= Beginning of Section =

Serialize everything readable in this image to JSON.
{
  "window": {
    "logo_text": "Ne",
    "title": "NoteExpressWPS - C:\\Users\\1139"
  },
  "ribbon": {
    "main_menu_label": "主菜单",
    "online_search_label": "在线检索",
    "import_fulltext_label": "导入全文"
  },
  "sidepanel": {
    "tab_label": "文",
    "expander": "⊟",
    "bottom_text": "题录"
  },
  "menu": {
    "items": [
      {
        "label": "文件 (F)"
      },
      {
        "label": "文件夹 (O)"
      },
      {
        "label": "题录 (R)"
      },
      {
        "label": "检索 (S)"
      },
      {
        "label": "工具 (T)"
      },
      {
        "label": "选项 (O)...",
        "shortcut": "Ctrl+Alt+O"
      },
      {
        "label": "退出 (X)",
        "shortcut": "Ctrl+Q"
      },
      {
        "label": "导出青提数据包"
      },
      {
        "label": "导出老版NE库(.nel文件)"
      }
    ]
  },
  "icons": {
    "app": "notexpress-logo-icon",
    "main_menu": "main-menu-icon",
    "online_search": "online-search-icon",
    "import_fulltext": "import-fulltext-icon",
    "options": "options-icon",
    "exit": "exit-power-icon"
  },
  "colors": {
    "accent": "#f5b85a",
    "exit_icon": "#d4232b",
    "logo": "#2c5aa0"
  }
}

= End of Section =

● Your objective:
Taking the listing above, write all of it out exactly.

● Response to this exercise:
Serialize everything readable in this image to JSON.
{
  "window": {
    "logo_text": "Ne",
    "title": "NoteExpressWPS - C:\\Users\\1139"
  },
  "ribbon": {
    "main_menu_label": "主菜单",
    "online_search_label": "在线检索",
    "import_fulltext_label": "导入全文"
  },
  "sidepanel": {
    "tab_label": "文",
    "expander": "⊟",
    "bottom_text": "题录"
  },
  "menu": {
    "items": [
      {
        "label": "文件 (F)"
      },
      {
        "label": "文件夹 (O)"
      },
      {
        "label": "题录 (R)"
      },
      {
        "label": "检索 (S)"
      },
      {
        "label": "工具 (T)"
      },
      {
        "label": "选项 (O)...",
        "shortcut": "Ctrl+Alt+O"
      },
      {
        "label": "退出 (X)",
        "shortcut": "Ctrl+Q"
      },
      {
        "label": "导出青提数据包"
      },
      {
        "label": "导出老版NE库(.nel文件)"
      }
    ]
  },
  "icons": {
    "app": "notexpress-logo-icon",
    "main_menu": "main-menu-icon",
    "online_search": "online-search-icon",
    "import_fulltext": "import-fulltext-icon",
    "options": "options-icon",
    "exit": "exit-power-icon"
  },
  "colors": {
    "accent": "#f5b85a",
    "exit_icon": "#d4232b",
    "logo": "#2c5aa0"
  }
}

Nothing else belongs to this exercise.